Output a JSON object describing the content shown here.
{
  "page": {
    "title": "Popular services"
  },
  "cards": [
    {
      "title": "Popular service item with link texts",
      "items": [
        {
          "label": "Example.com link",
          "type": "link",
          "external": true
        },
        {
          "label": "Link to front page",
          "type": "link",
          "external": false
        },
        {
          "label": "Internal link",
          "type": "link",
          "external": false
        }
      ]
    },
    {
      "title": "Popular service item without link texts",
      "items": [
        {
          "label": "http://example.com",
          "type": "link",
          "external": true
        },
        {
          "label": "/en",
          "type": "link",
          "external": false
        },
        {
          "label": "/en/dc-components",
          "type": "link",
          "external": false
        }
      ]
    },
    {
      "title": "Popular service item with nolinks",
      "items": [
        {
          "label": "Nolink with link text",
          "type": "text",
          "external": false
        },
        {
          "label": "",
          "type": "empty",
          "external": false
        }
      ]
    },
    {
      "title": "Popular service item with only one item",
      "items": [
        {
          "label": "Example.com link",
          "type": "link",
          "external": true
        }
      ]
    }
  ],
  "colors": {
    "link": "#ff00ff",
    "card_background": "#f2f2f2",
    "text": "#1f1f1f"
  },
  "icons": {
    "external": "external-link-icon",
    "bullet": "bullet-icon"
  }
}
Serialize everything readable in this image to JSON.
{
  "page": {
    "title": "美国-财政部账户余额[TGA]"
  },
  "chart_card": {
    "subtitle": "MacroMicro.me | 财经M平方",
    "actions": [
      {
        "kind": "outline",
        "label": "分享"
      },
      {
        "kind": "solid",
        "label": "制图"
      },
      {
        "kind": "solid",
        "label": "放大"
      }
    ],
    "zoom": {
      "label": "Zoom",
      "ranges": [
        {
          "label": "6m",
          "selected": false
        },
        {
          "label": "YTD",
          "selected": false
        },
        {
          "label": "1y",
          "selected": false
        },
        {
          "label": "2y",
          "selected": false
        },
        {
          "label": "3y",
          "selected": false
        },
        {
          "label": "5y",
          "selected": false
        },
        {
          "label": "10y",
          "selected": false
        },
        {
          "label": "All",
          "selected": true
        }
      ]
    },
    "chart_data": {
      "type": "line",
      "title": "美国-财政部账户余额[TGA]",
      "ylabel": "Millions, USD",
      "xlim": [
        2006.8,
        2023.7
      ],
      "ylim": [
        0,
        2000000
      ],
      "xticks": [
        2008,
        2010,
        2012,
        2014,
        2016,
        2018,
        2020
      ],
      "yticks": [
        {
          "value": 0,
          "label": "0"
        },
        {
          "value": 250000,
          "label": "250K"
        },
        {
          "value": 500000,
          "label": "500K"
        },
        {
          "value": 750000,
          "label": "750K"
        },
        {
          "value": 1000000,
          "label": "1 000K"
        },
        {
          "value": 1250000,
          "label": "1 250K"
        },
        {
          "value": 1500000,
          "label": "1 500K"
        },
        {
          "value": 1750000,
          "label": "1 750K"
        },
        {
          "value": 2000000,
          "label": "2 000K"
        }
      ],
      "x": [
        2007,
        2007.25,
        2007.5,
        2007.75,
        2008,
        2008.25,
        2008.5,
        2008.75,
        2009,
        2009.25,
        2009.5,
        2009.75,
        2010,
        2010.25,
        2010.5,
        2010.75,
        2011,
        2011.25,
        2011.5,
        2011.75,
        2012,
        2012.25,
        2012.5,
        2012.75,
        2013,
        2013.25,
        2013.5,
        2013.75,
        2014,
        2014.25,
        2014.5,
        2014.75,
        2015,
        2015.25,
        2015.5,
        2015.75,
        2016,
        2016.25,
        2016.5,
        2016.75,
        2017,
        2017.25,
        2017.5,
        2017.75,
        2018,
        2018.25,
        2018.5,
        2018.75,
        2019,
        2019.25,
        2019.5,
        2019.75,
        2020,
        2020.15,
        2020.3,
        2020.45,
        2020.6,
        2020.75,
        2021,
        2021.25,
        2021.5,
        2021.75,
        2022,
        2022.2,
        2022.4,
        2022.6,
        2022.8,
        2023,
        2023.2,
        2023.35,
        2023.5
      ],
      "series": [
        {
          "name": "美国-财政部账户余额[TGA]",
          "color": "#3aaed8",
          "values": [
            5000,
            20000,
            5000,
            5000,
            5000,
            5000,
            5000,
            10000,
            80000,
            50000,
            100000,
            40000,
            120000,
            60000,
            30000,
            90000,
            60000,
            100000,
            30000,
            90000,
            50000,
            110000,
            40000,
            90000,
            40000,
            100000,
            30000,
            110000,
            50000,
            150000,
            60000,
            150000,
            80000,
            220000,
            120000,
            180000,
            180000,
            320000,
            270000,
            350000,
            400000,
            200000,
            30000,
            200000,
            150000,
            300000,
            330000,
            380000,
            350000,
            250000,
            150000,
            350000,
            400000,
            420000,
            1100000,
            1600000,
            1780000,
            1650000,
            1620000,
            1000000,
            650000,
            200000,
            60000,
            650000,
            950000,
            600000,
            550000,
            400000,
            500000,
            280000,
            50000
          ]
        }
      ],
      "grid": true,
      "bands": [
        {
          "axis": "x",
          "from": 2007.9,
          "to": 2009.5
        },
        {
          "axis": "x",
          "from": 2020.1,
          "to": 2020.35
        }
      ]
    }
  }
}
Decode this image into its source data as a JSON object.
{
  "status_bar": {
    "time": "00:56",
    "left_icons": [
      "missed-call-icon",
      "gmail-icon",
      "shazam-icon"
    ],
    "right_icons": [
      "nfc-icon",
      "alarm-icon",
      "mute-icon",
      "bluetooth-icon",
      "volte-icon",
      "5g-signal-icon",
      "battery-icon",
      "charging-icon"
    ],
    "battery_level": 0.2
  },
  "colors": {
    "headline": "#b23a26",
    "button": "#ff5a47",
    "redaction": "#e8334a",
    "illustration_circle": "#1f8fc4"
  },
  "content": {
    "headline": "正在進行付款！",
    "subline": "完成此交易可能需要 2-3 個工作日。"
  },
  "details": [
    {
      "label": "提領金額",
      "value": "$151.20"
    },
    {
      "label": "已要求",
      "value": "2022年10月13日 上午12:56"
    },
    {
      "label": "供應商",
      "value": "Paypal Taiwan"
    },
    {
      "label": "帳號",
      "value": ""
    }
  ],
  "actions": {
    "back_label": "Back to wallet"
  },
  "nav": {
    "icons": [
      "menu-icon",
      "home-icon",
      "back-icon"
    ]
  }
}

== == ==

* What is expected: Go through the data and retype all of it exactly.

* Problem solution:
Output a JSON object describing the content shown here.
{
  "page": {
    "title": "Popular services"
  },
  "cards": [
    {
      "title": "Popular service item with link texts",
      "items": [
        {
          "label": "Example.com link",
          "type": "link",
          "external": true
        },
        {
          "label": "Link to front page",
          "type": "link",
          "external": false
        },
        {
          "label": "Internal link",
          "type": "link",
          "external": false
        }
      ]
    },
    {
      "title": "Popular service item without link texts",
      "items": [
        {
          "label": "http://example.com",
          "type": "link",
          "external": true
        },
        {
          "label": "/en",
          "type": "link",
          "external": false
        },
        {
          "label": "/en/dc-components",
          "type": "link",
          "external": false
        }
      ]
    },
    {
      "title": "Popular service item with nolinks",
      "items": [
        {
          "label": "Nolink with link text",
          "type": "text",
          "external": false
        },
        {
          "label": "",
          "type": "empty",
          "external": false
        }
      ]
    },
    {
      "title": "Popular service item with only one item",
      "items": [
        {
          "label": "Example.com link",
          "type": "link",
          "external": true
        }
      ]
    }
  ],
  "colors": {
    "link": "#ff00ff",
    "card_background": "#f2f2f2",
    "text": "#1f1f1f"
  },
  "icons": {
    "external": "external-link-icon",
    "bullet": "bullet-icon"
  }
}
Serialize everything readable in this image to JSON.
{
  "page": {
    "title": "美国-财政部账户余额[TGA]"
  },
  "chart_card": {
    "subtitle": "MacroMicro.me | 财经M平方",
    "actions": [
      {
        "kind": "outline",
        "label": "分享"
      },
      {
        "kind": "solid",
        "label": "制图"
      },
      {
        "kind": "solid",
        "label": "放大"
      }
    ],
    "zoom": {
      "label": "Zoom",
      "ranges": [
        {
          "label": "6m",
          "selected": false
        },
        {
          "label": "YTD",
          "selected": false
        },
        {
          "label": "1y",
          "selected": false
        },
        {
          "label": "2y",
          "selected": false
        },
        {
          "label": "3y",
          "selected": false
        },
        {
          "label": "5y",
          "selected": false
        },
        {
          "label": "10y",
          "selected": false
        },
        {
          "label": "All",
          "selected": true
        }
      ]
    },
    "chart_data": {
      "type": "line",
      "title": "美国-财政部账户余额[TGA]",
      "ylabel": "Millions, USD",
      "xlim": [
        2006.8,
        2023.7
      ],
      "ylim": [
        0,
        2000000
      ],
      "xticks": [
        2008,
        2010,
        2012,
        2014,
        2016,
        2018,
        2020
      ],
      "yticks": [
        {
          "value": 0,
          "label": "0"
        },
        {
          "value": 250000,
          "label": "250K"
        },
        {
          "value": 500000,
          "label": "500K"
        },
        {
          "value": 750000,
          "label": "750K"
        },
        {
          "value": 1000000,
          "label": "1 000K"
        },
        {
          "value": 1250000,
          "label": "1 250K"
        },
        {
          "value": 1500000,
          "label": "1 500K"
        },
        {
          "value": 1750000,
          "label": "1 750K"
        },
        {
          "value": 2000000,
          "label": "2 000K"
        }
      ],
      "x": [
        2007,
        2007.25,
        2007.5,
        2007.75,
        2008,
        2008.25,
        2008.5,
        2008.75,
        2009,
        2009.25,
        2009.5,
        2009.75,
        2010,
        2010.25,
        2010.5,
        2010.75,
        2011,
        2011.25,
        2011.5,
        2011.75,
        2012,
        2012.25,
        2012.5,
        2012.75,
        2013,
        2013.25,
        2013.5,
        2013.75,
        2014,
        2014.25,
        2014.5,
        2014.75,
        2015,
        2015.25,
        2015.5,
        2015.75,
        2016,
        2016.25,
        2016.5,
        2016.75,
        2017,
        2017.25,
        2017.5,
        2017.75,
        2018,
        2018.25,
        2018.5,
        2018.75,
        2019,
        2019.25,
        2019.5,
        2019.75,
        2020,
        2020.15,
        2020.3,
        2020.45,
        2020.6,
        2020.75,
        2021,
        2021.25,
        2021.5,
        2021.75,
        2022,
        2022.2,
        2022.4,
        2022.6,
        2022.8,
        2023,
        2023.2,
        2023.35,
        2023.5
      ],
      "series": [
        {
          "name": "美国-财政部账户余额[TGA]",
          "color": "#3aaed8",
          "values": [
            5000,
            20000,
            5000,
            5000,
            5000,
            5000,
            5000,
            10000,
            80000,
            50000,
            100000,
            40000,
            120000,
            60000,
            30000,
            90000,
            60000,
            100000,
            30000,
            90000,
            50000,
            110000,
            40000,
            90000,
            40000,
            100000,
            30000,
            110000,
            50000,
            150000,
            60000,
            150000,
            80000,
            220000,
            120000,
            180000,
            180000,
            320000,
            270000,
            350000,
            400000,
            200000,
            30000,
            200000,
            150000,
            300000,
            330000,
            380000,
            350000,
            250000,
            150000,
            350000,
            400000,
            420000,
            1100000,
            1600000,
            1780000,
            1650000,
            1620000,
            1000000,
            650000,
            200000,
            60000,
            650000,
            950000,
            600000,
            550000,
            400000,
            500000,
            280000,
            50000
          ]
        }
      ],
      "grid": true,
      "bands": [
        {
          "axis": "x",
          "from": 2007.9,
          "to": 2009.5
        },
        {
          "axis": "x",
          "from": 2020.1,
          "to": 2020.35
        }
      ]
    }
  }
}
Decode this image into its source data as a JSON object.
{
  "status_bar": {
    "time": "00:56",
    "left_icons": [
      "missed-call-icon",
      "gmail-icon",
      "shazam-icon"
    ],
    "right_icons": [
      "nfc-icon",
      "alarm-icon",
      "mute-icon",
      "bluetooth-icon",
      "volte-icon",
      "5g-signal-icon",
      "battery-icon",
      "charging-icon"
    ],
    "battery_level": 0.2
  },
  "colors": {
    "headline": "#b23a26",
    "button": "#ff5a47",
    "redaction": "#e8334a",
    "illustration_circle": "#1f8fc4"
  },
  "content": {
    "headline": "正在進行付款！",
    "subline": "完成此交易可能需要 2-3 個工作日。"
  },
  "details": [
    {
      "label": "提領金額",
      "value": "$151.20"
    },
    {
      "label": "已要求",
      "value": "2022年10月13日 上午12:56"
    },
    {
      "label": "供應商",
      "value": "Paypal Taiwan"
    },
    {
      "label": "帳號",
      "value": ""
    }
  ],
  "actions": {
    "back_label": "Back to wallet"
  },
  "nav": {
    "icons": [
      "menu-icon",
      "home-icon",
      "back-icon"
    ]
  }
}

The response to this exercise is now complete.